Bill's Transcripts

Interview with Alexandra Kirk


ABC AM PROGRAM
24 JANUARY 2011


As the Federal Government assesses the flood damages bill and the size of an urgent one-off flood levy, it's also facing the possibility of the nation's big supermarkets importing more fruit and vegetables to keep prices down. The Government has already warned consumers that family budgets will come under pressure because of the rising food prices, but the Assistant Treasurer, Bill Shorten, has told Alexandra Kirk he hopes that supermarkets buy as much produce as possible from Australian growers.

Bill Shorten:

We import fruit and vegetables now, though I would have thought that there is scope for fruit and vegetable growers in areas of Australia, not affect by the floods, to fill supply gaps in Queensland and Victoria. In addition, I know that sometimes the large chains have very high appearance standards of fruit and vegetables, in they don't like the fruit and vegetables being submitted which might appear to be blemished or a little bit weather damaged.

You know if it's a trade off between paying moreand having a look at the blemished fruit there will be a proportion of Australians who are cost conscious and have been for a period of time to not necessarily have the highest blemish free fruit and vegetables but would look at the price of it. I don't think we need to micromanage the issue here.

What I do know is that we have got capacity, it will temporarily spike up, cyclone Larry the price in 2006, banana prices went up $15/kg but then fell some months back down to $2/kg.

Alexandra Kirk:

So you would discourage or encourage supermarkets to import more?

Bill Shorten:

Oh, you'd always rather find the domestic solution, but at the end of the day how a supermarket runs its business is up to a supermarket.

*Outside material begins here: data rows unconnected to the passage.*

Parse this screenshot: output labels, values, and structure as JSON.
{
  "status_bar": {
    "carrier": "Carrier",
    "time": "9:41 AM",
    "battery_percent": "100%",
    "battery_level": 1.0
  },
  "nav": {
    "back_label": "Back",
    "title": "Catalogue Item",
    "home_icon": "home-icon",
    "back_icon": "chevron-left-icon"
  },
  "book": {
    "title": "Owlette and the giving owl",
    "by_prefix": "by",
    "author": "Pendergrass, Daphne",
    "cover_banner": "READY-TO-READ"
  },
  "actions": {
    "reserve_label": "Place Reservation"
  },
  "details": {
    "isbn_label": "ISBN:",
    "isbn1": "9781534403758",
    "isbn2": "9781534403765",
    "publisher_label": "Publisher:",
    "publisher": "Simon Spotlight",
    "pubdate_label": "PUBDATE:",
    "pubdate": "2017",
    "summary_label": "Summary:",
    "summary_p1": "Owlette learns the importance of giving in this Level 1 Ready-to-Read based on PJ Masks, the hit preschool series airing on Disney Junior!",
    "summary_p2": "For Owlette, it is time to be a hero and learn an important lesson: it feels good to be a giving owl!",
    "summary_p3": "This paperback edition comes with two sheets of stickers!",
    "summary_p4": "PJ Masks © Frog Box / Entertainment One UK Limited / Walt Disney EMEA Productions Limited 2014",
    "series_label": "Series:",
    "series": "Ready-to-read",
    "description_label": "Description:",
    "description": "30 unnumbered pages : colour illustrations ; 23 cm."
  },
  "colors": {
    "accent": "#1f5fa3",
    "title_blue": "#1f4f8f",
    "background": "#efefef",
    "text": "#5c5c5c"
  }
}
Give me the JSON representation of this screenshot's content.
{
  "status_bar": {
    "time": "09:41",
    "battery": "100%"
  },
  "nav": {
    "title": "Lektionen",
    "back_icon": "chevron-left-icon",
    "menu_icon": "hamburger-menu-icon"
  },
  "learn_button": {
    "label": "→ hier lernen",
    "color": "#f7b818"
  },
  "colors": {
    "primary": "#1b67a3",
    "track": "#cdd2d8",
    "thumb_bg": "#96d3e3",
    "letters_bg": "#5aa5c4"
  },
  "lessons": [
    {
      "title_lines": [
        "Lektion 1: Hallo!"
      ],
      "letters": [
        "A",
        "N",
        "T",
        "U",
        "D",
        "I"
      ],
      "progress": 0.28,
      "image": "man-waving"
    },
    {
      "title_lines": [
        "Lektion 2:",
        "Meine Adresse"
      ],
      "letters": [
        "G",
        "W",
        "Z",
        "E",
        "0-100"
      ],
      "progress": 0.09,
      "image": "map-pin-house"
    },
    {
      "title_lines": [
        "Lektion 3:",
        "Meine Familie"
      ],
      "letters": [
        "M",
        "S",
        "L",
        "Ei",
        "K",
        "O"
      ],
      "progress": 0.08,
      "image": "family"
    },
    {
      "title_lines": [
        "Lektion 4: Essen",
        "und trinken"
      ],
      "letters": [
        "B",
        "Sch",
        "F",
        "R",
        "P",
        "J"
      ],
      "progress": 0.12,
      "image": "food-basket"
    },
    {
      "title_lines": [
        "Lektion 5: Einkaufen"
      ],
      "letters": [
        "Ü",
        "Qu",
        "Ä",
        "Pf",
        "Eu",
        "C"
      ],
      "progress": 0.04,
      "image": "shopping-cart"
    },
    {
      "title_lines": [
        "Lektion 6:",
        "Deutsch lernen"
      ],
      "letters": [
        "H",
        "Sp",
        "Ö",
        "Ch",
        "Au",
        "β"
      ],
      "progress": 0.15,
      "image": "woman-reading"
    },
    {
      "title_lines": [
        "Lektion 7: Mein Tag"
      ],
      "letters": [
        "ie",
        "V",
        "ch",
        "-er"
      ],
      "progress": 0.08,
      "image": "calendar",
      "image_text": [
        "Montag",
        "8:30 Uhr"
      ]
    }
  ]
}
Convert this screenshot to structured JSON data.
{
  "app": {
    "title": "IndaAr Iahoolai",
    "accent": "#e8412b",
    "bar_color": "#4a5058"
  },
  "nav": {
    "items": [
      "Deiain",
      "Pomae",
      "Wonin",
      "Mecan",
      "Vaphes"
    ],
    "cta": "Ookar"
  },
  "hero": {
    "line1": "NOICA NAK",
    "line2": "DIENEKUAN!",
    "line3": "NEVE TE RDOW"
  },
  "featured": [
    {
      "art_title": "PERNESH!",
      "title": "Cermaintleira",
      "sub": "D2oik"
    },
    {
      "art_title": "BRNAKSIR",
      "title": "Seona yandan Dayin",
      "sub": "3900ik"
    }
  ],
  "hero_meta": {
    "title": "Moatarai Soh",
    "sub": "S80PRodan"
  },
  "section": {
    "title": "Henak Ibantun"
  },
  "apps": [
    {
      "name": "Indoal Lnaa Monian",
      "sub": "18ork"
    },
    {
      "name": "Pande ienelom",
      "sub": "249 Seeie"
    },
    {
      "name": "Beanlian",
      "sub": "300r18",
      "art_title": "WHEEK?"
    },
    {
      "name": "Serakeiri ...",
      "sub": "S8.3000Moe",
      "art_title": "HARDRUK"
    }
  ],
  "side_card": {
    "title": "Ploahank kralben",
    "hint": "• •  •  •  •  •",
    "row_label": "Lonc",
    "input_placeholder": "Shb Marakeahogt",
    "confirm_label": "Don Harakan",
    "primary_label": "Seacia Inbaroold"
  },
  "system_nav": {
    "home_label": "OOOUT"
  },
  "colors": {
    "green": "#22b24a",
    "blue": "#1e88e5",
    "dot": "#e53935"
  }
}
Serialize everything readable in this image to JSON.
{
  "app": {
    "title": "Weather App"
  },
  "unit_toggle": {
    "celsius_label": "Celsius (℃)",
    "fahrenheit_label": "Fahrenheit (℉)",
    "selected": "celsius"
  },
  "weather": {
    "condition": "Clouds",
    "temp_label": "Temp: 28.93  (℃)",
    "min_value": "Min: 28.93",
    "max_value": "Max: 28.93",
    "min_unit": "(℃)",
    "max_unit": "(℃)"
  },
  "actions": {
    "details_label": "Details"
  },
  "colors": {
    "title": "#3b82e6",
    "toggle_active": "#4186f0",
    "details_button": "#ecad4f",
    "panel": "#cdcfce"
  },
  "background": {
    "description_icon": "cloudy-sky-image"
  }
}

What I would say is that I'm sure there is plenty of fruit and vege available in Australia. I also think that there are plenty of smart options, which by the way I think fruit and vegetable wholesalers and supermarketswill work through looking at sourcing domestically. But a portion of our food comes from overseas anyway, I think this will be a temporary issue and I'm confident that local farmers and growers can try and meet many of the gaps.

Alexandra Kirk:

Most of the gaps?

Bill Shorten:

If you're asking me about trying to quantify things which I don't think are fully known yet...

Alexandra Kirk:

The Treasurer, Wayne Swan is chairing a meeting of the private sector task force set up by the Government to advise on post flood reconstruction, you'll attend that meeting today as well. There's significant resistance to a flood levy from business leaders, do you think you can convince them to support a flood levy?

Bill Shorten:

The function of this meeting is to see how we can engage the private sector in the reconstruction and recovery of flood affected areas. The function of this meeting is to look at where the ideas of business, in terms of where capacity constraints, will be and how we encourage the private sector to help fund reconstruction and recovery, which is clearly in their interests.

The issue of the levy goes towards how does Australia pay for the rebuilding of literally billions of dollars in public assets, roads, rails and bridges? That exercise of how we fund the public rebuilding of damaged infrastructure and parts of Australia which have been hard hit by the biggest floods on record of any parts of Australia. I'm confident the government will look at a range of options, which include a levy, but also and importantly will look at how do we make tough decisions about redirecting existing government money allocated to existing projects, which were decisions made before we had this terrible natural disaster.

Alexandra Kirk:

Is the best way to raise the levy higher, adding it on the existing Medicare levy?

Bill Shorten:

Oh I wouldn't want to get ahead of myself by trying to pre-empt the Government decision on whether or not there will be a levy and how that will be formed.

Alexandra Kirk:

When will you know the size of the damage bill and whether Australians will have to pay a flood levy?

Bill Shorten:

We've been surveying some of the roads in rural and regional Queensland, that's going to take weeks to be done. I've got no doubt that sooner rather than later and I'm sorry I can't be more precise, but the matter of timing is appropriately up to the PM and Treasurer to Government policy. Sooner rather than later, I have no doubt the government will spell out its approach in terms of the principles by which it's going to fund reconstruction and recovery.